→ **Required action**: An exact repetition of every entry, with no images, is the required answer.

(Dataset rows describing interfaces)

____________

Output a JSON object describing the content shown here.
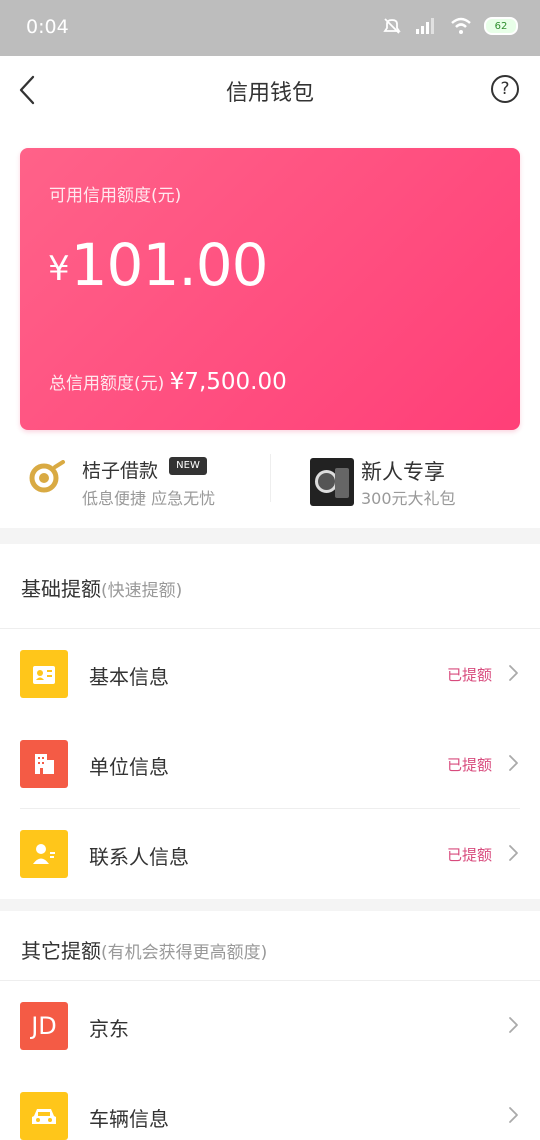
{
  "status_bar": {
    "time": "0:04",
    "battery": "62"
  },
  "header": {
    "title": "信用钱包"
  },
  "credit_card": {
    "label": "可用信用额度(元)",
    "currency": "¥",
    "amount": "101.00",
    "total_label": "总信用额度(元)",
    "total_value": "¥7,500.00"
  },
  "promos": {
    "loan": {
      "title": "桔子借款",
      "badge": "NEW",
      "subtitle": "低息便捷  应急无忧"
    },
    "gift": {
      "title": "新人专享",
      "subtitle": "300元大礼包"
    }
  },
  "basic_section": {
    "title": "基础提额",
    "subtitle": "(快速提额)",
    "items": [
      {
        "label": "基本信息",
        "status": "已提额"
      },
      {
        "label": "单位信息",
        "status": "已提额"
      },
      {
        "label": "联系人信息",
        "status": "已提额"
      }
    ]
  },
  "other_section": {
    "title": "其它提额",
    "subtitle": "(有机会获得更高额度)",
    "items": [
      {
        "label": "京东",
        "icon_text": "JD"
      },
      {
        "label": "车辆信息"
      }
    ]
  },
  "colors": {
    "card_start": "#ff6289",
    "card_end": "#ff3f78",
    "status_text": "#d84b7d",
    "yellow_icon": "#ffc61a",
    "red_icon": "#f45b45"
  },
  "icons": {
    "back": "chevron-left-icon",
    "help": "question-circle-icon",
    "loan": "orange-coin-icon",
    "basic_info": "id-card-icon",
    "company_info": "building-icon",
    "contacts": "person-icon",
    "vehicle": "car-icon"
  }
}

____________

→ **Exercise output**:
Output a JSON object describing the content shown here.
{
  "status_bar": {
    "time": "0:04",
    "battery": "62"
  },
  "header": {
    "title": "信用钱包"
  },
  "credit_card": {
    "label": "可用信用额度(元)",
    "currency": "¥",
    "amount": "101.00",
    "total_label": "总信用额度(元)",
    "total_value": "¥7,500.00"
  },
  "promos": {
    "loan": {
      "title": "桔子借款",
      "badge": "NEW",
      "subtitle": "低息便捷  应急无忧"
    },
    "gift": {
      "title": "新人专享",
      "subtitle": "300元大礼包"
    }
  },
  "basic_section": {
    "title": "基础提额",
    "subtitle": "(快速提额)",
    "items": [
      {
        "label": "基本信息",
        "status": "已提额"
      },
      {
        "label": "单位信息",
        "status": "已提额"
      },
      {
        "label": "联系人信息",
        "status": "已提额"
      }
    ]
  },
  "other_section": {
    "title": "其它提额",
    "subtitle": "(有机会获得更高额度)",
    "items": [
      {
        "label": "京东",
        "icon_text": "JD"
      },
      {
        "label": "车辆信息"
      }
    ]
  },
  "colors": {
    "card_start": "#ff6289",
    "card_end": "#ff3f78",
    "status_text": "#d84b7d",
    "yellow_icon": "#ffc61a",
    "red_icon": "#f45b45"
  },
  "icons": {
    "back": "chevron-left-icon",
    "help": "question-circle-icon",
    "loan": "orange-coin-icon",
    "basic_info": "id-card-icon",
    "company_info": "building-icon",
    "contacts": "person-icon",
    "vehicle": "car-icon"
  }
}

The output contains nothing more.